Now comes word of a black cat named Percy who takes the North Bay Railway from his home near Peasholm Park to the Sea Life and Marine Sanctuary in the Scalby Mills section of Scarborough. The cat reportedly has been making the 1.4 kilometer commute on a weekly basis for the past four years. (See photo above of him with the aquarium's Amy McFarlane.)

Most astounding of all, Percy apparently does not have or need any human assistance in navigating the rails. "He always knows when the train is coming as well," Sharon Jarvis of Sea Life told the Scarborough Evening News on October 19th. (See "It's the Inter-Kitty Express for One Scarborough Cat.") "He is a very smart cat."

While most cat-owners would positively cringe at the very thought of their beloved companions riding the rails unescorted, it is important to point out that the North Bay Railway is about as far removed from a modern, high-speed commuter line as a Model T Ford is from a Porsche. It is in fact a miniature train and four of its five locomotives have been in service since the early 1930s.

Percy's task is further simplified by the fact that there are only two stops on the line: Peasholm Park and Scalby Mills. (See photo above of the 1931 locomotive Neptune passing its younger cousin, the 1932 Triton, near the now defunct Beach Station, midpoint on the route.)

It nevertheless would be interesting to know how Percy got started taking the train.

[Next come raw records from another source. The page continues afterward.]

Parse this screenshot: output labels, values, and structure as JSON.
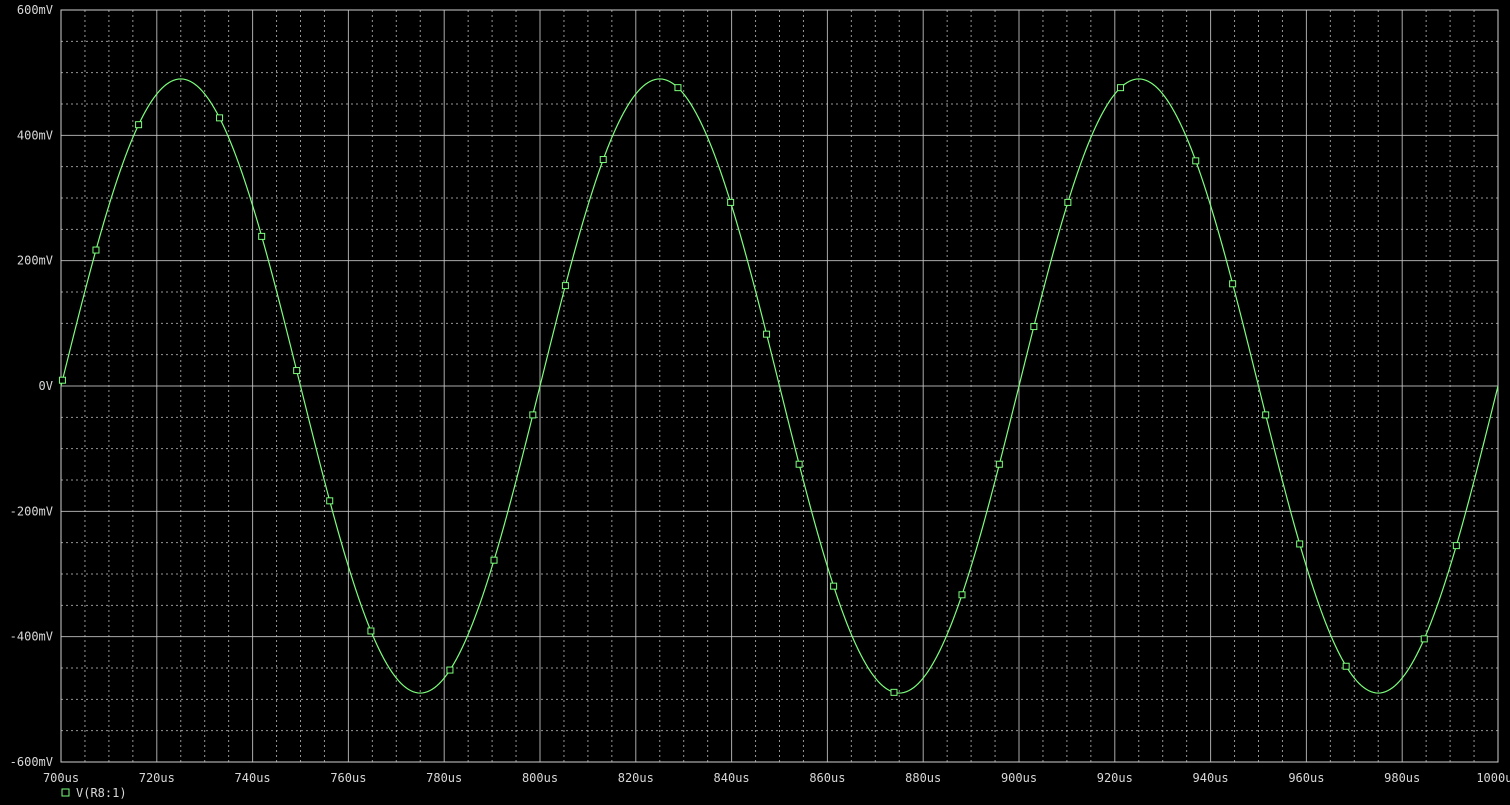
{
  "chart_data": {
    "type": "line",
    "title": "",
    "xlabel": "",
    "ylabel": "",
    "xlim": [
      700,
      1000
    ],
    "ylim": [
      -600,
      600
    ],
    "x_ticks": [
      700,
      720,
      740,
      760,
      780,
      800,
      820,
      840,
      860,
      880,
      900,
      920,
      940,
      960,
      980,
      1000
    ],
    "x_tick_labels": [
      "700us",
      "720us",
      "740us",
      "760us",
      "780us",
      "800us",
      "820us",
      "840us",
      "860us",
      "880us",
      "900us",
      "920us",
      "940us",
      "960us",
      "980us",
      "1000us"
    ],
    "y_ticks": [
      -600,
      -400,
      -200,
      0,
      200,
      400,
      600
    ],
    "y_tick_labels": [
      "-600mV",
      "-400mV",
      "-200mV",
      "0V",
      "200mV",
      "400mV",
      "600mV"
    ],
    "grid": true,
    "legend_position": "bottom-left",
    "colors": {
      "background": "#000000",
      "trace": "#7cff7c",
      "grid": "#c8c8c8",
      "text": "#d8d8d8"
    },
    "series": [
      {
        "name": "V(R8:1)",
        "description": "sinusoid, amplitude 490 mV, frequency 10 kHz (period 100 us), zero crossing rising near 700 us",
        "amplitude_mV": 490,
        "period_us": 100,
        "x": [
          700,
          710,
          720,
          725,
          730,
          740,
          750,
          760,
          770,
          775,
          780,
          790,
          800,
          810,
          820,
          825,
          830,
          840,
          850,
          860,
          870,
          875,
          880,
          890,
          900,
          910,
          920,
          925,
          930,
          940,
          950,
          960,
          970,
          975,
          980,
          990,
          1000
        ],
        "y": [
          10,
          290,
          465,
          490,
          465,
          290,
          0,
          -290,
          -465,
          -490,
          -465,
          -290,
          0,
          290,
          465,
          490,
          465,
          290,
          0,
          -290,
          -465,
          -490,
          -465,
          -290,
          0,
          290,
          465,
          490,
          465,
          290,
          0,
          -290,
          -465,
          -490,
          -465,
          -290,
          0
        ],
        "marker_x": [
          700.3,
          707.3,
          716.2,
          733.1,
          741.9,
          749.2,
          756.1,
          764.7,
          781.2,
          790.4,
          798.5,
          805.3,
          813.2,
          828.8,
          839.8,
          847.3,
          854.1,
          861.3,
          873.9,
          888.1,
          895.9,
          903.1,
          910.2,
          921.2,
          936.9,
          944.6,
          951.5,
          958.6,
          968.3,
          984.6,
          991.3
        ]
      }
    ]
  }
}
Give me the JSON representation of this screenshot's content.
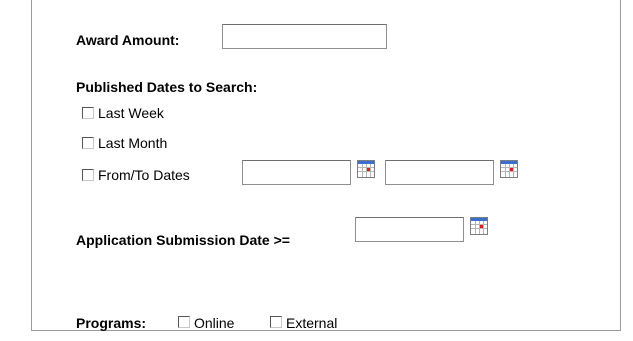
{
  "award_amount": {
    "label": "Award Amount:",
    "value": ""
  },
  "published_dates": {
    "heading": "Published Dates to Search:",
    "options": [
      {
        "label": "Last Week",
        "checked": false
      },
      {
        "label": "Last Month",
        "checked": false
      },
      {
        "label": "From/To Dates",
        "checked": false
      }
    ],
    "from_value": "",
    "to_value": ""
  },
  "application_submission": {
    "label": "Application Submission Date >=",
    "value": ""
  },
  "programs": {
    "label": "Programs:",
    "options": [
      {
        "label": "Online",
        "checked": false
      },
      {
        "label": "External",
        "checked": false
      }
    ]
  },
  "icons": {
    "date_picker": "calendar-icon",
    "checkbox": "checkbox"
  }
}
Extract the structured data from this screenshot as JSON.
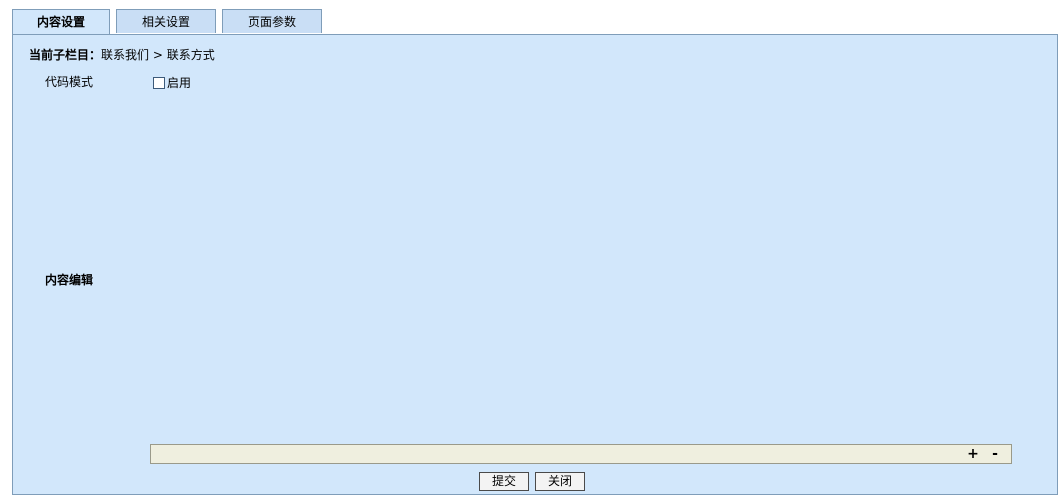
{
  "tabs": [
    {
      "label": "内容设置",
      "active": true
    },
    {
      "label": "相关设置",
      "active": false
    },
    {
      "label": "页面参数",
      "active": false
    }
  ],
  "breadcrumb": {
    "label": "当前子栏目：",
    "path": "联系我们 > 联系方式"
  },
  "code_mode": {
    "label": "代码模式",
    "checkbox_label": "启用",
    "checked": false
  },
  "content_edit": {
    "label": "内容编辑"
  },
  "resize": {
    "plus": "+",
    "minus": "-"
  },
  "actions": {
    "submit": "提交",
    "close": "关闭"
  },
  "colors": {
    "panel_bg": "#d2e7fb",
    "tab_bg": "#c9def5",
    "border": "#7f9db9",
    "resize_bar_bg": "#efefdf"
  }
}
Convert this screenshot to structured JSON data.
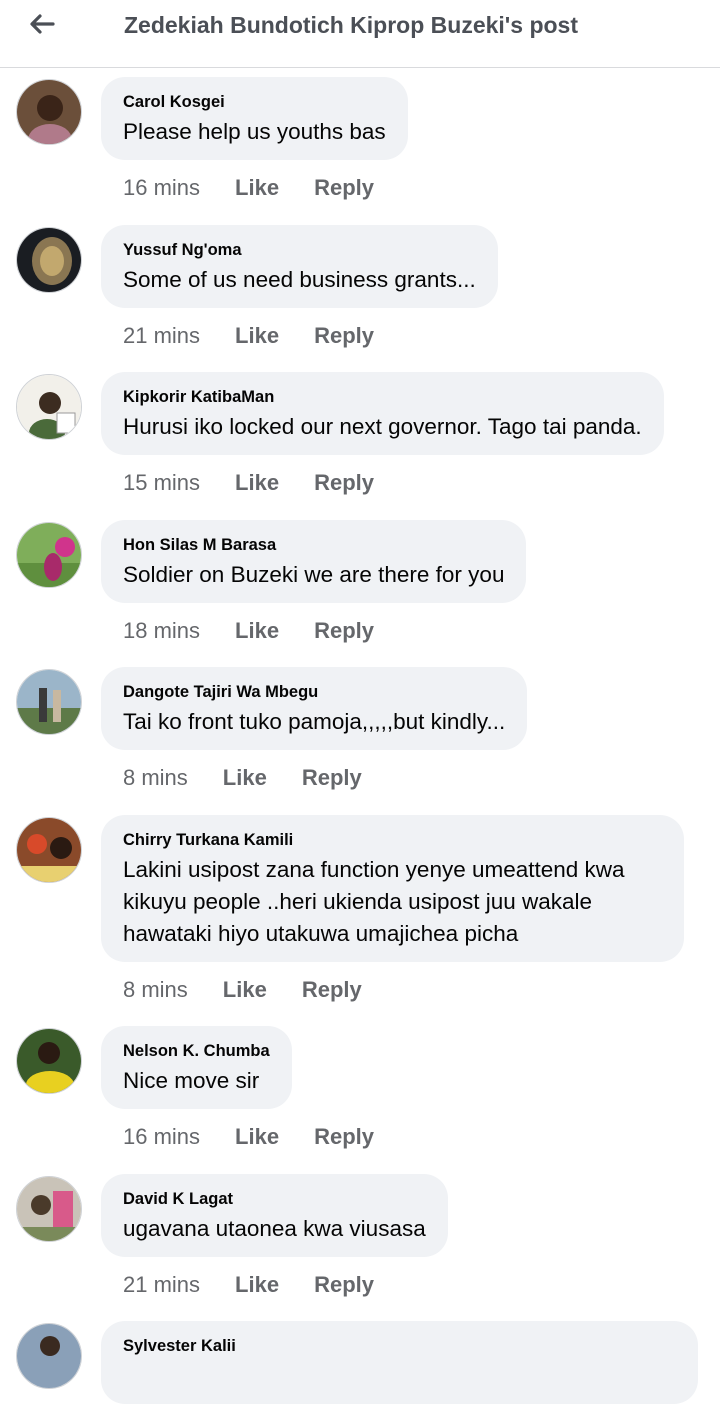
{
  "header": {
    "title": "Zedekiah Bundotich Kiprop Buzeki's post"
  },
  "actions": {
    "like": "Like",
    "reply": "Reply"
  },
  "comments": [
    {
      "author": "Carol Kosgei",
      "text": "Please help us youths bas",
      "time": "16 mins"
    },
    {
      "author": "Yussuf Ng'oma",
      "text": "Some of us need business grants...",
      "time": "21 mins"
    },
    {
      "author": "Kipkorir KatibaMan",
      "text": "Hurusi iko locked our next governor. Tago tai panda.",
      "time": "15 mins"
    },
    {
      "author": "Hon Silas M Barasa",
      "text": "Soldier on Buzeki we are there for you",
      "time": "18 mins"
    },
    {
      "author": "Dangote Tajiri Wa Mbegu",
      "text": "Tai ko front tuko pamoja,,,,,but kindly...",
      "time": "8 mins"
    },
    {
      "author": "Chirry Turkana Kamili",
      "text": "Lakini usipost zana function yenye umeattend kwa kikuyu people ..heri ukienda usipost juu wakale hawataki hiyo utakuwa umajichea picha",
      "time": "8 mins"
    },
    {
      "author": "Nelson K. Chumba",
      "text": "Nice move sir",
      "time": "16 mins"
    },
    {
      "author": "David K Lagat",
      "text": "ugavana utaonea kwa viusasa",
      "time": "21 mins"
    },
    {
      "author": "Sylvester Kalii",
      "text": "",
      "time": ""
    }
  ],
  "colors": {
    "bubble": "#f0f2f5",
    "meta": "#65676b",
    "title": "#4b4f56"
  },
  "icons": {
    "back": "arrow-left-icon"
  }
}
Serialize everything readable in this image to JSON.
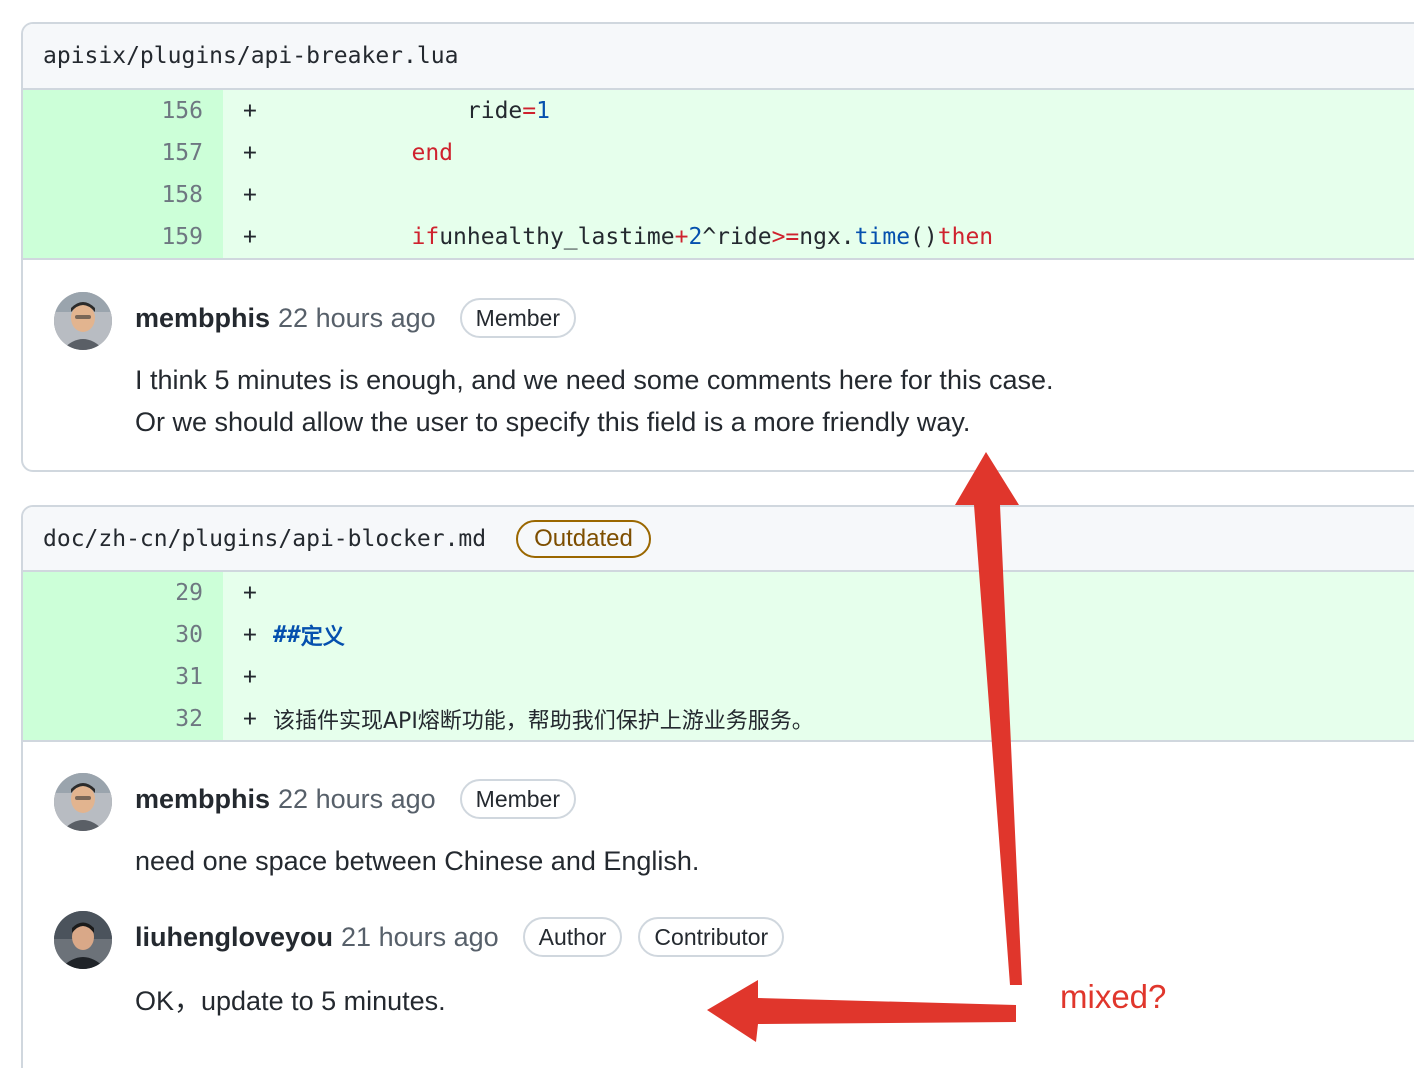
{
  "file1": {
    "path": "apisix/plugins/api-breaker.lua",
    "lines": [
      {
        "num": "156",
        "marker": "+"
      },
      {
        "num": "157",
        "marker": "+"
      },
      {
        "num": "158",
        "marker": "+"
      },
      {
        "num": "159",
        "marker": "+"
      }
    ],
    "code": {
      "l156_ident": "ride",
      "l156_op": "=",
      "l156_num": "1",
      "l157_kw": "end",
      "l159_if": "if",
      "l159_ident": "unhealthy_lastime",
      "l159_plus": "+",
      "l159_two": "2",
      "l159_ride": "^ride",
      "l159_ge": ">=",
      "l159_ngx": "ngx.",
      "l159_time": "time",
      "l159_parens": "()",
      "l159_then": "then"
    },
    "comment": {
      "author": "membphis",
      "time": "22 hours ago",
      "badge": "Member",
      "line1": "I think 5 minutes is enough, and we need some comments here for this case.",
      "line2": "Or we should allow the user to specify this field is a more friendly way."
    }
  },
  "file2": {
    "path": "doc/zh-cn/plugins/api-blocker.md",
    "outdated_label": "Outdated",
    "lines": [
      {
        "num": "29",
        "marker": "+"
      },
      {
        "num": "30",
        "marker": "+"
      },
      {
        "num": "31",
        "marker": "+"
      },
      {
        "num": "32",
        "marker": "+"
      }
    ],
    "code": {
      "l30_hash": "##",
      "l30_text": "定义",
      "l32_text": "该插件实现API熔断功能，帮助我们保护上游业务服务。"
    },
    "comments": [
      {
        "author": "membphis",
        "time": "22 hours ago",
        "badge": "Member",
        "body": "need one space between Chinese and English."
      },
      {
        "author": "liuhengloveyou",
        "time": "21 hours ago",
        "badge_author": "Author",
        "badge_contributor": "Contributor",
        "body": "OK，update to 5 minutes."
      }
    ]
  },
  "annotation": {
    "label": "mixed?",
    "color": "#e0362c"
  }
}
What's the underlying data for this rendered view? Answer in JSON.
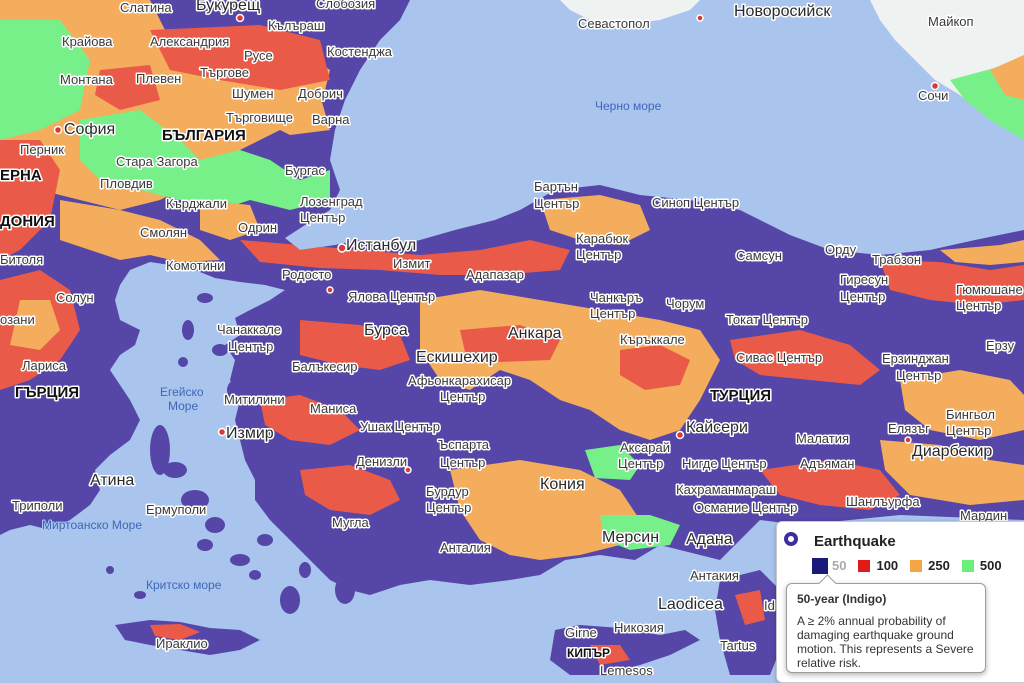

It is only a guess, but more than likely one of his guardians either used to work at the aquarium or was a frequent visitor there and thus taught him les ficelles.

After all if he does live near Peasholm Park, Percy still has to cross Burniston Road in order to get to the misnomered Peasholm Railway Station which is actually located in Northstead Manor Gardens. Because of the frequency of the service and his species' uncanny ability to tell time, fathoming North Bay's timetable would not pose much of a challenge to Percy.

Once he arrives at Sea Life gaining entree is not much of a hurdle for him to surmount either in that he simply piggybacks on patrons as they pass through the front door. Just as importantly, the staffers are not moneygrubbers and thus do not mind that he is a gatecrasher. "We all love Percy and we are sure he will carry on coming here," Jarvis added.

While it is not exactly clear what he finds so beguiling about Sea Life, he is known to be especially fond of the penguin exhibit. (See photo above.)

"He particularly likes watching the penguins but unfortunately they get scared of him so we have to move him away," Jarvis related to the Scarborough Evening News in the article cited supra. "But he's harmless."

Percy's antics recall to mind those of Larry McMurtry's fictional mountain man, Jim Ragg, from out of the pages of his 1990 novel, Buffalo Girls. While on tour with Buffalo Bill's Wild West Show, Ragg became so homesick for the Old West that he took to spending his free time hanging out at the London Zoo's beaver exhibit. It is therefore conceivable that Percy, too, is bored with urban life.

The corridors of power in Parliament and 10 Downing Street may be teeming with all sorts of political intrigue, corruption, and just plain imbecility, but far from the maddening crowd English cats and their supporters continue to enchant and inspire. To that ever-growing list of remarkable cats Percy's name must now be added and like North Bay's old trains he is a must see attraction for those visiting North Yorkshire.

Photos: Scarborough Evening News (Percy and McFarlane), Tivedshambo of Wikipedia (trains), and Moggies (penguins).